What you will do -
Copy the data. Keep every character as given.

Input data -
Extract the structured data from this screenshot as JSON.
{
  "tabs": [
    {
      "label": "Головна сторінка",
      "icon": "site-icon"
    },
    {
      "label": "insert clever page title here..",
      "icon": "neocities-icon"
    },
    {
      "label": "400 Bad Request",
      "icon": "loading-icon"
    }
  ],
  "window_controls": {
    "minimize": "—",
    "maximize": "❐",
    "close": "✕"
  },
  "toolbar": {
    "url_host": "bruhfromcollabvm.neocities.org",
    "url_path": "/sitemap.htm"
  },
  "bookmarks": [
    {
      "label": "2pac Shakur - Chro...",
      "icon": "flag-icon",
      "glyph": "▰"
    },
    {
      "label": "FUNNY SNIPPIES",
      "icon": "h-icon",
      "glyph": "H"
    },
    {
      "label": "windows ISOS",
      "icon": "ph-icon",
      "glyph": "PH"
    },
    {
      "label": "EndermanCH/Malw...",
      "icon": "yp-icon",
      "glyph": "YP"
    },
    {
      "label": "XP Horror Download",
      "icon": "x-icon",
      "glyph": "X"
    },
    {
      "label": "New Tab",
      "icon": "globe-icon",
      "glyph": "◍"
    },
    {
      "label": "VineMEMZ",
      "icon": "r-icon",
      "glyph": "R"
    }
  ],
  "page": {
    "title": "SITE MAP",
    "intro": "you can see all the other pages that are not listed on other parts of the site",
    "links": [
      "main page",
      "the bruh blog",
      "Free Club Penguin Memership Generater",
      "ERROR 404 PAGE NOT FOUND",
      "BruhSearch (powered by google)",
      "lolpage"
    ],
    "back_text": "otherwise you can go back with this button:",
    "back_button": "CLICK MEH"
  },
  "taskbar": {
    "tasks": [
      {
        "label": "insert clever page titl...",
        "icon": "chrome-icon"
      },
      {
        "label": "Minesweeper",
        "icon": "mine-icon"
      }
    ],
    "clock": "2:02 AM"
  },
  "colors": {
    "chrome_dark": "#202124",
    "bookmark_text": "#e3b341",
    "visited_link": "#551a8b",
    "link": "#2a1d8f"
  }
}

Problem solution -
Extract the structured data from this screenshot as JSON.
{
  "tabs": [
    {
      "label": "Головна сторінка",
      "icon": "site-icon"
    },
    {
      "label": "insert clever page title here..",
      "icon": "neocities-icon"
    },
    {
      "label": "400 Bad Request",
      "icon": "loading-icon"
    }
  ],
  "window_controls": {
    "minimize": "—",
    "maximize": "❐",
    "close": "✕"
  },
  "toolbar": {
    "url_host": "bruhfromcollabvm.neocities.org",
    "url_path": "/sitemap.htm"
  },
  "bookmarks": [
    {
      "label": "2pac Shakur - Chro...",
      "icon": "flag-icon",
      "glyph": "▰"
    },
    {
      "label": "FUNNY SNIPPIES",
      "icon": "h-icon",
      "glyph": "H"
    },
    {
      "label": "windows ISOS",
      "icon": "ph-icon",
      "glyph": "PH"
    },
    {
      "label": "EndermanCH/Malw...",
      "icon": "yp-icon",
      "glyph": "YP"
    },
    {
      "label": "XP Horror Download",
      "icon": "x-icon",
      "glyph": "X"
    },
    {
      "label": "New Tab",
      "icon": "globe-icon",
      "glyph": "◍"
    },
    {
      "label": "VineMEMZ",
      "icon": "r-icon",
      "glyph": "R"
    }
  ],
  "page": {
    "title": "SITE MAP",
    "intro": "you can see all the other pages that are not listed on other parts of the site",
    "links": [
      "main page",
      "the bruh blog",
      "Free Club Penguin Memership Generater",
      "ERROR 404 PAGE NOT FOUND",
      "BruhSearch (powered by google)",
      "lolpage"
    ],
    "back_text": "otherwise you can go back with this button:",
    "back_button": "CLICK MEH"
  },
  "taskbar": {
    "tasks": [
      {
        "label": "insert clever page titl...",
        "icon": "chrome-icon"
      },
      {
        "label": "Minesweeper",
        "icon": "mine-icon"
      }
    ],
    "clock": "2:02 AM"
  },
  "colors": {
    "chrome_dark": "#202124",
    "bookmark_text": "#e3b341",
    "visited_link": "#551a8b",
    "link": "#2a1d8f"
  }
}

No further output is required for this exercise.